Some would select products to be stolen while others would act as lookouts or decoys.
They would then gather in a quiet area to remove the security tags and conceal the stolen items in bags or within loose clothing.
In smaller stores, they would try to distract the cashier or sales promoters while the others - usually females - try to hide as many items as possible under their clothes.
They usually get away with the thefts because supermarket workers are less suspicious of families shopping in a group.
But when they are caught red-handed, members of these groups have shown their violent side by pulling out knives or even beating up store workers before fleeing.
As there have already been several cases of workers being assaulted and threatened, staff have been advised not to put up a fight.
Retailers interviewed said the syndicates were different from the usual shoplifters because they worked in family-like groups and only targeted specific items.
Most shoplifters operate alone, steal on impulse and tend to take cheaper stuff such as stationery.
These thieves have been hitting at least one of the Mydin chain of hypermarket's 148 stores nationwide daily.

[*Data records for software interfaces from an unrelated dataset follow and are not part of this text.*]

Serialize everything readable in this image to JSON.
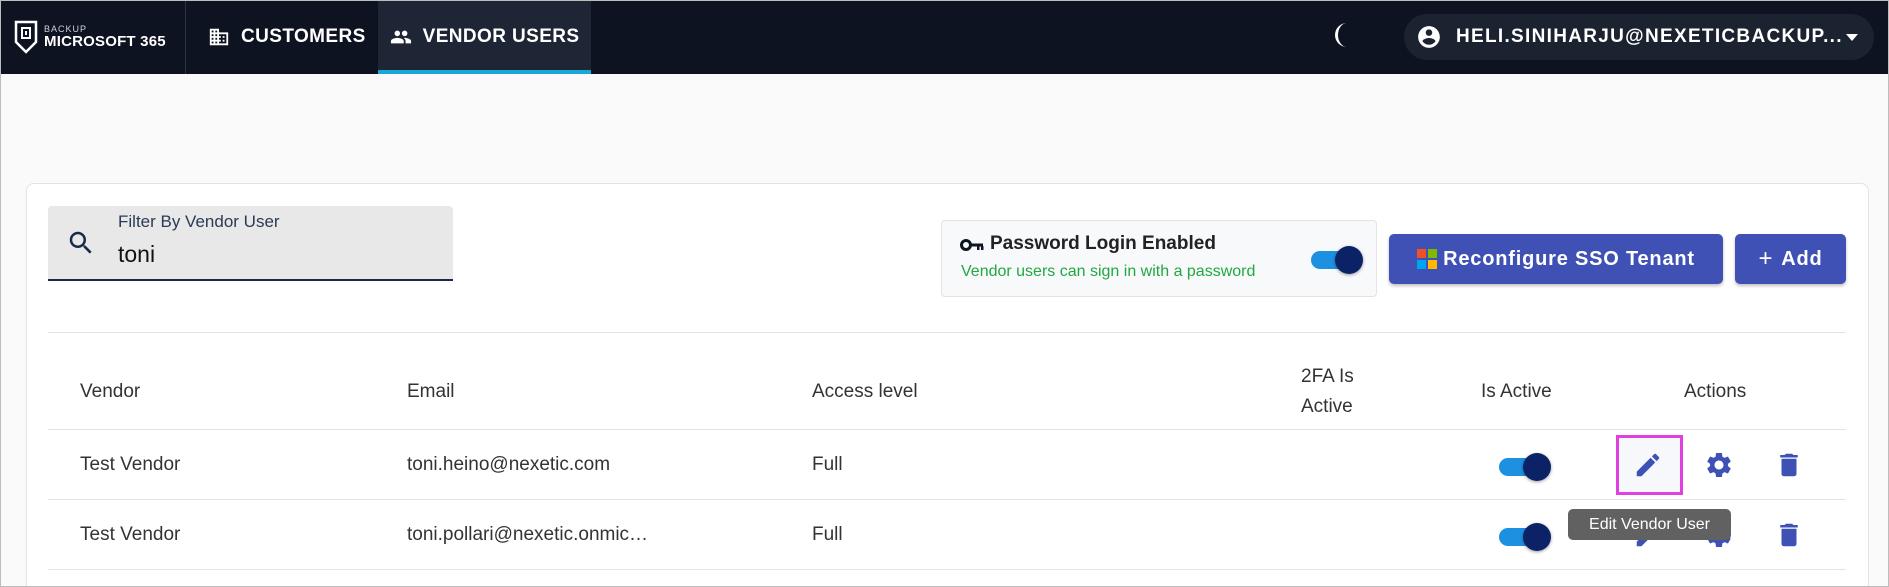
{
  "brand": {
    "small": "BACKUP",
    "name": "MICROSOFT 365"
  },
  "nav": {
    "customers": "CUSTOMERS",
    "vendor_users": "VENDOR USERS"
  },
  "user": {
    "email": "HELI.SINIHARJU@NEXETICBACKUP..."
  },
  "filter": {
    "label": "Filter By Vendor User",
    "value": "toni"
  },
  "password_login": {
    "title": "Password Login Enabled",
    "subtitle": "Vendor users can sign in with a password",
    "enabled": true
  },
  "buttons": {
    "sso": "Reconfigure SSO Tenant",
    "add": "Add"
  },
  "table": {
    "headers": {
      "vendor": "Vendor",
      "email": "Email",
      "access": "Access level",
      "twofa_line1": "2FA Is",
      "twofa_line2": "Active",
      "is_active": "Is Active",
      "actions": "Actions"
    },
    "rows": [
      {
        "vendor": "Test Vendor",
        "email": "toni.heino@nexetic.com",
        "access": "Full",
        "is_active": true
      },
      {
        "vendor": "Test Vendor",
        "email": "toni.pollari@nexetic.onmic…",
        "access": "Full",
        "is_active": true
      }
    ]
  },
  "tooltip": "Edit Vendor User",
  "colors": {
    "topbar": "#0d1320",
    "accent": "#3f51b5",
    "active_tab_underline": "#1aa7d8",
    "success_text": "#21a841",
    "highlight": "#e040e0"
  },
  "icons": [
    "shield-logo-icon",
    "building-icon",
    "people-icon",
    "moon-icon",
    "account-circle-icon",
    "chevron-down-icon",
    "search-icon",
    "key-icon",
    "microsoft-logo-icon",
    "plus-icon",
    "pencil-icon",
    "gear-icon",
    "trash-icon"
  ]
}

Mydin Mohamed Holdings Bhd managing director Ameer Ali Mydin said the pilferage rate for the company was between 1 per cent and 1.5 per cent of its total annual sales.
The rate was 0.5 per cent two years ago.
“The losses created by these syndicates can total up to 30 million ringgit (US$9.6 million) a year. Not only is this happening every day, but these people are also getting more aggressive when caught,” he said.
KK Group founder and chairman Dr Chai Kee Kan said his company, which operates 104 KK Supermarts throughout the country, loses up to 300 ringgit every day.
The company has installed more CCTVs in stores, with as many as 16 for a 457.2-square metre store.
A Tesco hypermarket spokesperson said pilfering was a problem but its stores had in-house detectives to monitor high-loss areas.
The company has also invested in product protection such as security tags and CCTVs.
Some retailers, including Mydin, have no choice but to pass on the losses to consumers but others like Giant are absorbing the cost.
“We budget them as part of our cost. Prices are under our branding strategy, unrelated to pilferage,” said GCH Retail (Malaysia) Sdn Bhd marketing director Ho Mun Hao.
Malaysian Retailer-Chains Association (MRCA) president Nelson Kwok said members want to have a dialogue with the police to discuss ways to work together to catch the culprits.
Federal Criminal Investigation Department Director Commissioner Mohd Bakri Mohd Zinin said police were aware of the rackets.
“Most of the group members are locals and they steal because of the thrill,” he said.
He was, however, unable to provide statistics, as police do not have a specific category for shoplifting in stores, which are categorised as “theft in buildings”.
(US$1 = 3.12 ringgit)